Physiotherapy aims to help treat children and young people with physical difficulties as well as providing support for families and carers. There are two dedicated physiotherapists who work across the International and Private Patients (IPP) wards (Butterfly, Bumblebee and Hedgehog). Physiotherapy is divided into two main areas respiratory physiotherapy and rehabilitation. Physiotherapy treats children with short- and long-term conditions, which affect their physical development, activity and ability to participate in play, learning and socialising.
Not all children need tests or operations under a general anaesthetic, but some do. If your child needs an anaesthetic during their time at Great Ormond Street Hospital (GOSH), here's what you need to know about it.
The clinical team at GOSH works closely with the research department at the Behavioural and Brain Sciences Unit (BBSU) at UCL Great Ormond Street Institute of Child Health (ICH). We collaborate with colleagues around the world to try and understand the genetic, psychological and neurophysiological basis of disorders on the autism spectrum.
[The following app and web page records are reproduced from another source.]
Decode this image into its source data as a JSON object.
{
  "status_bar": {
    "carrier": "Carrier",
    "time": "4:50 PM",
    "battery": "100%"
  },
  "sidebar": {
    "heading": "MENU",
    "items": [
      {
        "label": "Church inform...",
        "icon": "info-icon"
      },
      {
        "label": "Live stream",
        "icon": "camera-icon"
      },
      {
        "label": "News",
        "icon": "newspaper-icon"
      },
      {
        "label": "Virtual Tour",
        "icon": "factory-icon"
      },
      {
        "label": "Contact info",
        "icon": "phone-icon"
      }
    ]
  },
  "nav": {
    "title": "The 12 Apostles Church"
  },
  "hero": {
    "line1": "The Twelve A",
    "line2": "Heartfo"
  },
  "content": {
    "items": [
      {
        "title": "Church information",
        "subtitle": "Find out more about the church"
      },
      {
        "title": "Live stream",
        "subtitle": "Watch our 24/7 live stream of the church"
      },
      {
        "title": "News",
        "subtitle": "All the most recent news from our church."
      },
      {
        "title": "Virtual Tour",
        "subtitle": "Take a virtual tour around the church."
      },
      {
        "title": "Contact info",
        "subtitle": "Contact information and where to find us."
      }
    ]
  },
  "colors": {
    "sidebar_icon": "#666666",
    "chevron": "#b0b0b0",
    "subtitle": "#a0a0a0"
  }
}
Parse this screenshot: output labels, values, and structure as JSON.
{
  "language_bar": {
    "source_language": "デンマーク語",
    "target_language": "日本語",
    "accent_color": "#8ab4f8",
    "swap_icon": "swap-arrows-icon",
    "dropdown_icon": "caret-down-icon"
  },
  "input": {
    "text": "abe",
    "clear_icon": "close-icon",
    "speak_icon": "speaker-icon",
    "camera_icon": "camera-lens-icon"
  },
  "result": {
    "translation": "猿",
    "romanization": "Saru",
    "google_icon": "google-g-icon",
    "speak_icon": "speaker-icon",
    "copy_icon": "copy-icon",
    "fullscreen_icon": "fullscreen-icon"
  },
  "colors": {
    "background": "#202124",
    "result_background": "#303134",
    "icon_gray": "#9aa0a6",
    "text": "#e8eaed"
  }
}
All information we obtain in terms of interview, observation and other investigations is compiled into anonymised computerised files. From our database of nearly 2000 children, we are able to compare a child’s problems with others seen in our clinic and can look for similarities and differences. For research purposes, we usually ask parents to donate DNA samples too.
All children with a cleft lip and/or palate will need at least one operation under anaesthetic. We know that anaesthesia is something that concerns families so this information sheet from the North Thames Cleft Centre at Great Ormond Street Hospital (GOSH) and Broomfield Hospital answers the questions we are most commonly asked.
An epidural is a continuous infusion of pain relief medicines given into the epidural space. This is an area close to the spinal cord and to the nerves supplying the area of surgery. This page from Great Ormond Street Hospital (GOSH) explains about the use of epidural pain relief after an operation, how it works and what to expect when your child has epidural pain relief.
We asked Pete a series of questions to get a sense of his administration and clerical career path, what it's like working in a busy specialist children's hospital as an assistant services manager, his achievements and the advice Pete would pass on to others considering Great Ormond Street Hospital (GOSH) as future place of work. Read Pete's answers.
The cleft team has a long history of clinical research and audit activity. It is a multi-disciplinary service and the contributions have been from speech and language therapists, psychologists, audiological physicians, orthodontists, paediatricians, as well as surgeons.